N2 - UNLABELLED: Pain catastrophizing may be assessed as a dispositional measure using a previous painful experience as a reference or as a situational measure using an actual ongoing pain as a reference. The latter has shown more robust correlations with pain-related outcomes; the relative influence of dispositional and situational pain catastrophizing remains unknown in relation to populations with no pain before surgery. Forty-two consecutive patients who underwent corrective surgery for funnel chest were asked to complete the Pain Catastrophizing Scale with reference to 1) a previous painful experience (dispositional pain catastrophizing), 2) experimental pain during a 2-minute cold pressor test (situational experimental pain catastrophizing), and 3) clinical pain 3 days after surgery (situational clinical pain catastrophizing) to investigate whether these measures predicted immediate pain intensity and unpleasantness in the early postoperative period. Thirty-four patients were available for analyses. Dispositional pain catastrophizing was unrelated to situational experimental and situational clinical pain catastrophizing and to postoperative pain and unpleasantness (P > .05). In contrast, the 2 situation-specific pain catastrophizing measures were strongly associated (ρ = .59, P = .0002). In analyses adjusted for preoperative anxiety, depression, and cold pressor pain sensitivity, situational experimental and situational clinical pain catastrophizing correlated with postoperative movement-evoked pain (β = 1.36, P = .01 and β = 1.24, P = .02, respectively) and unpleasantness (β = 1.32, P = .01 and β = 1.36, P = .01, respectively).PERSPECTIVE: Pain catastrophizing should be captured in relation to specific painful events in otherwise healthy patients. Future studies might benefit from assessing situational pain catastrophizing to identify patients at risk for increased postoperative pain to optimize stratified pain treatment.

AB - UNLABELLED: Pain catastrophizing may be assessed as a dispositional measure using a previous painful experience as a reference or as a situational measure using an actual ongoing pain as a reference.

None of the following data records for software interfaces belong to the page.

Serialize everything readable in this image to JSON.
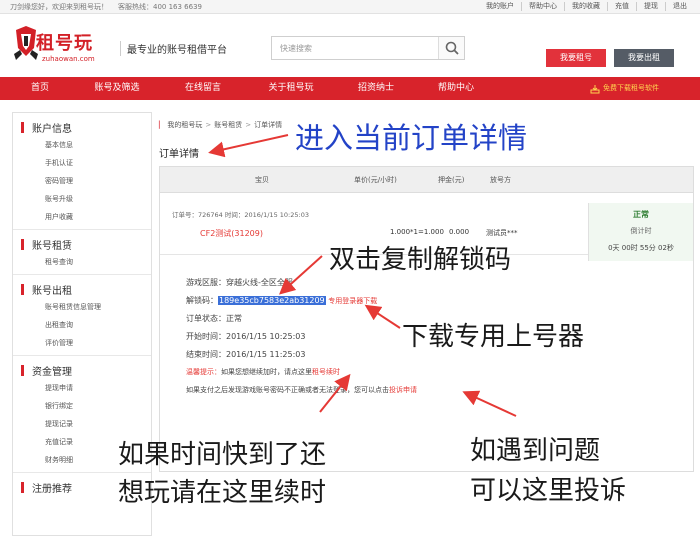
{
  "topbar": {
    "welcome": "刀剑缘您好，欢迎来到租号玩！",
    "hotline": "客服热线：400 163 6639",
    "links": [
      "我的账户",
      "帮助中心",
      "我的收藏",
      "充值",
      "提现",
      "退出"
    ]
  },
  "header": {
    "brand": "租号玩",
    "domain": "zuhaowan.com",
    "slogan": "最专业的账号租借平台",
    "search_placeholder": "快速搜索",
    "rent_button": "我要租号",
    "lend_button": "我要出租"
  },
  "nav": {
    "items": [
      "首页",
      "账号及筛选",
      "在线留言",
      "关于租号玩",
      "招资纳士",
      "帮助中心"
    ],
    "download": "免费下载租号软件"
  },
  "sidebar": {
    "sections": [
      {
        "title": "账户信息",
        "items": [
          "基本信息",
          "手机认证",
          "密码管理",
          "账号升级",
          "用户收藏"
        ]
      },
      {
        "title": "账号租赁",
        "items": [
          "租号查询"
        ]
      },
      {
        "title": "账号出租",
        "items": [
          "账号租赁信息管理",
          "出租查询",
          "评价管理"
        ]
      },
      {
        "title": "资金管理",
        "items": [
          "提现申请",
          "银行绑定",
          "提现记录",
          "充值记录",
          "财务明细"
        ]
      },
      {
        "title": "注册推荐",
        "items": []
      }
    ]
  },
  "main": {
    "breadcrumb": [
      "我的租号玩",
      "账号租赁",
      "订单详情"
    ],
    "page_title": "订单详情",
    "table_headers": [
      "宝贝",
      "单价(元/小时)",
      "押金(元)",
      "放号方"
    ],
    "order": {
      "meta": "订单号：726764  时间：2016/1/15 10:25:03",
      "game": "CF2测试(31209)",
      "price": "1.000*1=1.000",
      "deposit": "0.000",
      "renter": "测试员***",
      "status": "正常",
      "countdown_label": "倒计时",
      "countdown": "0天 00时 55分 02秒"
    },
    "details": {
      "server": "游戏区服：穿越火线-全区全服",
      "code_label": "解锁码：",
      "code": "189e35cb7583e2ab31209",
      "code_link": "专用登录器下载",
      "status": "订单状态：正常",
      "start": "开始时间：2016/1/15 10:25:03",
      "end": "结束时间：2016/1/15 11:25:03",
      "tip_prefix": "温馨提示：",
      "tip_text": "如果您想继续加时，请点这里",
      "tip_link": "租号续时",
      "complain_text": "如果支付之后发现游戏账号密码不正确或者无法登录，您可以点击",
      "complain_link": "投诉申请"
    }
  },
  "annotations": {
    "enter_detail": "进入当前订单详情",
    "double_click": "双击复制解锁码",
    "download_tool": "下载专用上号器",
    "renew_line1": "如果时间快到了还",
    "renew_line2": "想玩请在这里续时",
    "complain_line1": "如遇到问题",
    "complain_line2": "可以这里投诉"
  },
  "colors": {
    "brand_red": "#d8232b",
    "annotation_blue": "#2343c7",
    "code_highlight": "#3a6fd8"
  }
}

The latter has shown more robust correlations with pain-related outcomes; the relative influence of dispositional and situational pain catastrophizing remains unknown in relation to populations with no pain before surgery. Forty-two consecutive patients who underwent corrective surgery for funnel chest were asked to complete the Pain Catastrophizing Scale with reference to 1) a previous painful experience (dispositional pain catastrophizing), 2) experimental pain during a 2-minute cold pressor test (situational experimental pain catastrophizing), and 3) clinical pain 3 days after surgery (situational clinical pain catastrophizing) to investigate whether these measures predicted immediate pain intensity and unpleasantness in the early postoperative period. Thirty-four patients were available for analyses. Dispositional pain catastrophizing was unrelated to situational experimental and situational clinical pain catastrophizing and to postoperative pain and unpleasantness (P > .05). In contrast, the 2 situation-specific pain catastrophizing measures were strongly associated (ρ = .59, P = .0002). In analyses adjusted for preoperative anxiety, depression, and cold pressor pain sensitivity, situational experimental and situational clinical pain catastrophizing correlated with postoperative movement-evoked pain (β = 1.36, P = .01 and β = 1.24, P = .02, respectively) and unpleasantness (β = 1.32, P = .01 and β = 1.36, P = .01, respectively).PERSPECTIVE: Pain catastrophizing should be captured in relation to specific painful events in otherwise healthy patients. Future studies might benefit from assessing situational pain catastrophizing to identify patients at risk for increased postoperative pain to optimize stratified pain treatment.

U2 - 10.1016/j.jpain.2015.12.016

DO - 10.1016/j.jpain.2015.12.016

M3 - Journal article

C2 - 26772418

VL - 17

SP - 549

EP - 560

JO - Journal of Pain

JF - Journal of Pain

SN - 1526-5900

IS - 5

ER -